===== Material to process
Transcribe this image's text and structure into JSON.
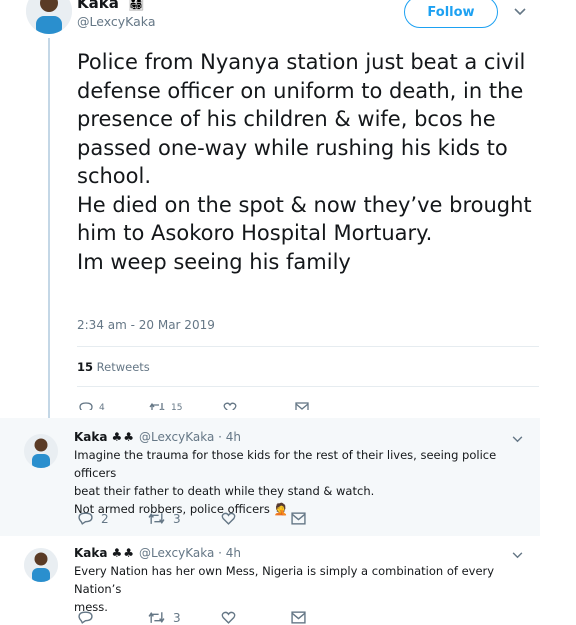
{
  "main_tweet": {
    "author_name": "Kaka",
    "author_emoji": "👨‍👩‍👧‍👦",
    "author_handle": "@LexcyKaka",
    "follow_label": "Follow",
    "text": "Police from Nyanya station just beat a civil defense officer on uniform to death, in the presence of his children & wife, bcos he passed one-way while rushing his kids to school.\nHe died on the spot & now they’ve brought him to Asokoro Hospital Mortuary.\nIm weep seeing his family",
    "timestamp": "2:34 am - 20 Mar 2019",
    "retweet_count": "15",
    "retweet_label": "Retweets",
    "actions": {
      "reply": "4",
      "retweet": "15",
      "like": "",
      "dm": ""
    }
  },
  "replies": [
    {
      "author_name": "Kaka",
      "author_emoji": "♣♣",
      "author_handle": "@LexcyKaka · 4h",
      "text_lines": [
        "Imagine the trauma for those kids for the rest of their lives, seeing police officers",
        "beat their father to death while they stand & watch.",
        "Not armed robbers, police officers 🤦"
      ],
      "reply_count": "2",
      "retweet_count": "3",
      "like_count": ""
    },
    {
      "author_name": "Kaka",
      "author_emoji": "♣♣",
      "author_handle": "@LexcyKaka · 4h",
      "text_lines": [
        "Every Nation has her own Mess, Nigeria is simply a combination of every Nation’s",
        "mess."
      ],
      "reply_count": "",
      "retweet_count": "3",
      "like_count": ""
    }
  ],
  "colors": {
    "accent": "#1da1f2",
    "muted": "#657786",
    "text": "#14171a",
    "thread_line": "#c4d7e6",
    "shaded_bg": "#f5f8fa"
  },
  "icons": [
    "caret-down-icon",
    "reply-icon",
    "retweet-icon",
    "like-icon",
    "dm-icon"
  ]
}
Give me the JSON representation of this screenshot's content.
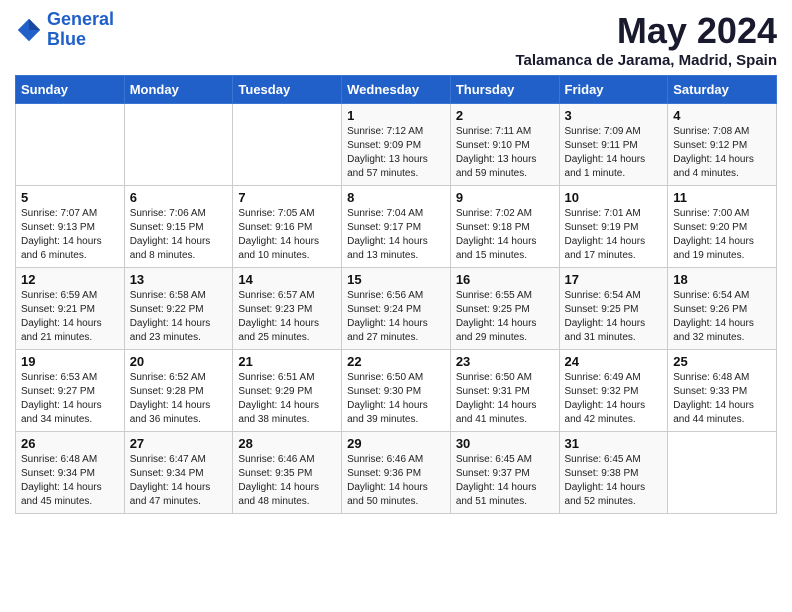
{
  "header": {
    "logo_line1": "General",
    "logo_line2": "Blue",
    "month_title": "May 2024",
    "location": "Talamanca de Jarama, Madrid, Spain"
  },
  "weekdays": [
    "Sunday",
    "Monday",
    "Tuesday",
    "Wednesday",
    "Thursday",
    "Friday",
    "Saturday"
  ],
  "weeks": [
    [
      {
        "day": "",
        "info": ""
      },
      {
        "day": "",
        "info": ""
      },
      {
        "day": "",
        "info": ""
      },
      {
        "day": "1",
        "info": "Sunrise: 7:12 AM\nSunset: 9:09 PM\nDaylight: 13 hours and 57 minutes."
      },
      {
        "day": "2",
        "info": "Sunrise: 7:11 AM\nSunset: 9:10 PM\nDaylight: 13 hours and 59 minutes."
      },
      {
        "day": "3",
        "info": "Sunrise: 7:09 AM\nSunset: 9:11 PM\nDaylight: 14 hours and 1 minute."
      },
      {
        "day": "4",
        "info": "Sunrise: 7:08 AM\nSunset: 9:12 PM\nDaylight: 14 hours and 4 minutes."
      }
    ],
    [
      {
        "day": "5",
        "info": "Sunrise: 7:07 AM\nSunset: 9:13 PM\nDaylight: 14 hours and 6 minutes."
      },
      {
        "day": "6",
        "info": "Sunrise: 7:06 AM\nSunset: 9:15 PM\nDaylight: 14 hours and 8 minutes."
      },
      {
        "day": "7",
        "info": "Sunrise: 7:05 AM\nSunset: 9:16 PM\nDaylight: 14 hours and 10 minutes."
      },
      {
        "day": "8",
        "info": "Sunrise: 7:04 AM\nSunset: 9:17 PM\nDaylight: 14 hours and 13 minutes."
      },
      {
        "day": "9",
        "info": "Sunrise: 7:02 AM\nSunset: 9:18 PM\nDaylight: 14 hours and 15 minutes."
      },
      {
        "day": "10",
        "info": "Sunrise: 7:01 AM\nSunset: 9:19 PM\nDaylight: 14 hours and 17 minutes."
      },
      {
        "day": "11",
        "info": "Sunrise: 7:00 AM\nSunset: 9:20 PM\nDaylight: 14 hours and 19 minutes."
      }
    ],
    [
      {
        "day": "12",
        "info": "Sunrise: 6:59 AM\nSunset: 9:21 PM\nDaylight: 14 hours and 21 minutes."
      },
      {
        "day": "13",
        "info": "Sunrise: 6:58 AM\nSunset: 9:22 PM\nDaylight: 14 hours and 23 minutes."
      },
      {
        "day": "14",
        "info": "Sunrise: 6:57 AM\nSunset: 9:23 PM\nDaylight: 14 hours and 25 minutes."
      },
      {
        "day": "15",
        "info": "Sunrise: 6:56 AM\nSunset: 9:24 PM\nDaylight: 14 hours and 27 minutes."
      },
      {
        "day": "16",
        "info": "Sunrise: 6:55 AM\nSunset: 9:25 PM\nDaylight: 14 hours and 29 minutes."
      },
      {
        "day": "17",
        "info": "Sunrise: 6:54 AM\nSunset: 9:25 PM\nDaylight: 14 hours and 31 minutes."
      },
      {
        "day": "18",
        "info": "Sunrise: 6:54 AM\nSunset: 9:26 PM\nDaylight: 14 hours and 32 minutes."
      }
    ],
    [
      {
        "day": "19",
        "info": "Sunrise: 6:53 AM\nSunset: 9:27 PM\nDaylight: 14 hours and 34 minutes."
      },
      {
        "day": "20",
        "info": "Sunrise: 6:52 AM\nSunset: 9:28 PM\nDaylight: 14 hours and 36 minutes."
      },
      {
        "day": "21",
        "info": "Sunrise: 6:51 AM\nSunset: 9:29 PM\nDaylight: 14 hours and 38 minutes."
      },
      {
        "day": "22",
        "info": "Sunrise: 6:50 AM\nSunset: 9:30 PM\nDaylight: 14 hours and 39 minutes."
      },
      {
        "day": "23",
        "info": "Sunrise: 6:50 AM\nSunset: 9:31 PM\nDaylight: 14 hours and 41 minutes."
      },
      {
        "day": "24",
        "info": "Sunrise: 6:49 AM\nSunset: 9:32 PM\nDaylight: 14 hours and 42 minutes."
      },
      {
        "day": "25",
        "info": "Sunrise: 6:48 AM\nSunset: 9:33 PM\nDaylight: 14 hours and 44 minutes."
      }
    ],
    [
      {
        "day": "26",
        "info": "Sunrise: 6:48 AM\nSunset: 9:34 PM\nDaylight: 14 hours and 45 minutes."
      },
      {
        "day": "27",
        "info": "Sunrise: 6:47 AM\nSunset: 9:34 PM\nDaylight: 14 hours and 47 minutes."
      },
      {
        "day": "28",
        "info": "Sunrise: 6:46 AM\nSunset: 9:35 PM\nDaylight: 14 hours and 48 minutes."
      },
      {
        "day": "29",
        "info": "Sunrise: 6:46 AM\nSunset: 9:36 PM\nDaylight: 14 hours and 50 minutes."
      },
      {
        "day": "30",
        "info": "Sunrise: 6:45 AM\nSunset: 9:37 PM\nDaylight: 14 hours and 51 minutes."
      },
      {
        "day": "31",
        "info": "Sunrise: 6:45 AM\nSunset: 9:38 PM\nDaylight: 14 hours and 52 minutes."
      },
      {
        "day": "",
        "info": ""
      }
    ]
  ]
}
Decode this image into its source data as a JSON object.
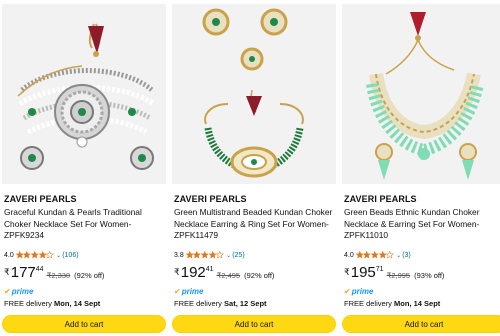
{
  "colors": {
    "link": "#007185",
    "star": "#de7921",
    "prime": "#1a98ff",
    "button": "#ffd814",
    "image_bg": "#f2f2f2"
  },
  "products": [
    {
      "brand": "ZAVERI PEARLS",
      "title": "Graceful Kundan & Pearls Traditional Choker Necklace Set For Women-ZPFK9234",
      "rating": "4.0",
      "rating_value": 4.0,
      "reviews": "(106)",
      "currency": "₹",
      "price_whole": "177",
      "price_frac": "44",
      "mrp": "₹2,330",
      "discount": "(92% off)",
      "prime": "prime",
      "delivery_label": "FREE delivery",
      "delivery_date": "Mon, 14 Sept",
      "button": "Add to cart",
      "image_icon": "kundan-choker-image"
    },
    {
      "brand": "ZAVERI PEARLS",
      "title": "Green Multistrand Beaded Kundan Choker Necklace Earring & Ring Set For Women-ZPFK11479",
      "rating": "3.8",
      "rating_value": 3.8,
      "reviews": "(25)",
      "currency": "₹",
      "price_whole": "192",
      "price_frac": "41",
      "mrp": "₹2,495",
      "discount": "(92% off)",
      "prime": "prime",
      "delivery_label": "FREE delivery",
      "delivery_date": "Sat, 12 Sept",
      "button": "Add to cart",
      "image_icon": "green-choker-set-image"
    },
    {
      "brand": "ZAVERI PEARLS",
      "title": "Green Beads Ethnic Kundan Choker Necklace & Earring Set For Women-ZPFK11010",
      "rating": "4.0",
      "rating_value": 4.0,
      "reviews": "(3)",
      "currency": "₹",
      "price_whole": "195",
      "price_frac": "71",
      "mrp": "₹2,995",
      "discount": "(93% off)",
      "prime": "prime",
      "delivery_label": "FREE delivery",
      "delivery_date": "Mon, 14 Sept",
      "button": "Add to cart",
      "image_icon": "green-beads-necklace-image"
    }
  ]
}
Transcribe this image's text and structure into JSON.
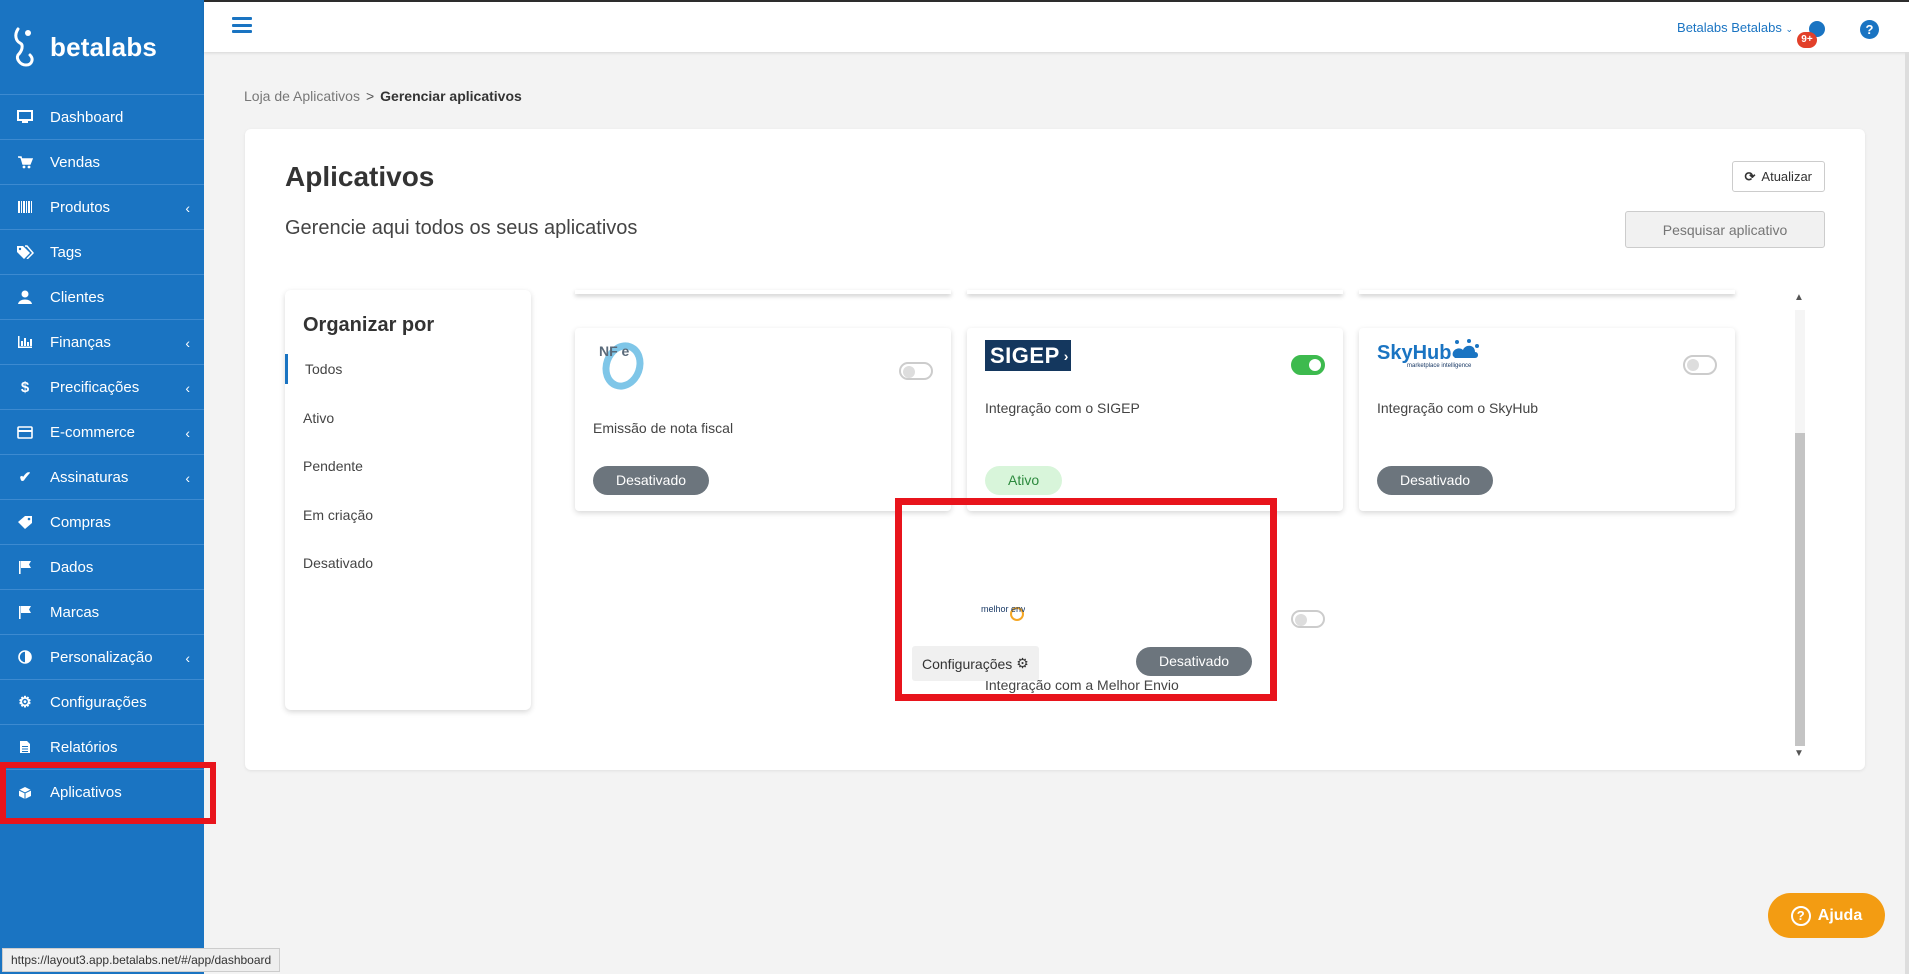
{
  "brand": {
    "name": "betalabs"
  },
  "sidebar": {
    "items": [
      {
        "label": "Dashboard",
        "icon": "monitor-icon"
      },
      {
        "label": "Vendas",
        "icon": "cart-icon"
      },
      {
        "label": "Produtos",
        "icon": "barcode-icon",
        "submenu": true
      },
      {
        "label": "Tags",
        "icon": "tags-icon"
      },
      {
        "label": "Clientes",
        "icon": "user-icon"
      },
      {
        "label": "Finanças",
        "icon": "bar-chart-icon",
        "submenu": true
      },
      {
        "label": "Precificações",
        "icon": "dollar-icon",
        "submenu": true
      },
      {
        "label": "E-commerce",
        "icon": "credit-card-icon",
        "submenu": true
      },
      {
        "label": "Assinaturas",
        "icon": "check-icon",
        "submenu": true
      },
      {
        "label": "Compras",
        "icon": "tag-icon"
      },
      {
        "label": "Dados",
        "icon": "flag-icon"
      },
      {
        "label": "Marcas",
        "icon": "flag-icon"
      },
      {
        "label": "Personalização",
        "icon": "contrast-icon",
        "submenu": true
      },
      {
        "label": "Configurações",
        "icon": "gear-icon"
      },
      {
        "label": "Relatórios",
        "icon": "file-icon"
      },
      {
        "label": "Aplicativos",
        "icon": "cube-icon",
        "active": true
      }
    ]
  },
  "status_url": "https://layout3.app.betalabs.net/#/app/dashboard",
  "topbar": {
    "user_name": "Betalabs Betalabs",
    "notif_badge": "9+"
  },
  "breadcrumb": {
    "parent": "Loja de Aplicativos",
    "separator": ">",
    "current": "Gerenciar aplicativos"
  },
  "page": {
    "title": "Aplicativos",
    "subtitle": "Gerencie aqui todos os seus aplicativos",
    "refresh_label": "Atualizar",
    "search_placeholder": "Pesquisar aplicativo"
  },
  "filter": {
    "title": "Organizar por",
    "options": [
      "Todos",
      "Ativo",
      "Pendente",
      "Em criação",
      "Desativado"
    ],
    "selected": "Todos"
  },
  "apps": [
    {
      "logo": "nfe-logo",
      "logo_text": "NF e",
      "description": "Emissão de nota fiscal",
      "status": "Desativado",
      "enabled": false
    },
    {
      "logo": "sigep-logo",
      "logo_text": "SIGEP",
      "description": "Integração com o SIGEP",
      "status": "Ativo",
      "enabled": true
    },
    {
      "logo": "skyhub-logo",
      "logo_text": "SkyHub",
      "logo_subtext": "marketplace intelligence",
      "description": "Integração com o SkyHub",
      "status": "Desativado",
      "enabled": false
    },
    {
      "logo": "melhor-envio-logo",
      "logo_text": "melhor envio",
      "description": "Integração com a Melhor Envio",
      "status": "Desativado",
      "enabled": false,
      "config_label": "Configurações"
    }
  ],
  "help_button": {
    "label": "Ajuda"
  },
  "colors": {
    "sidebar": "#1a74c2",
    "highlight": "#e8141c",
    "toggle_on": "#3dba4e",
    "status_inactive": "#6c757d",
    "status_active_bg": "#d8f5da",
    "help": "#f39c12"
  }
}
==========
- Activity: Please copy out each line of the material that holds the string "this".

- Solution to the problem:
Transcribe this image's text and structure into JSON.
Give me the JSON representation of this screenshot's content.
Decode this image into its source data as a JSON object.
Transcribe this image's text and structure into JSON.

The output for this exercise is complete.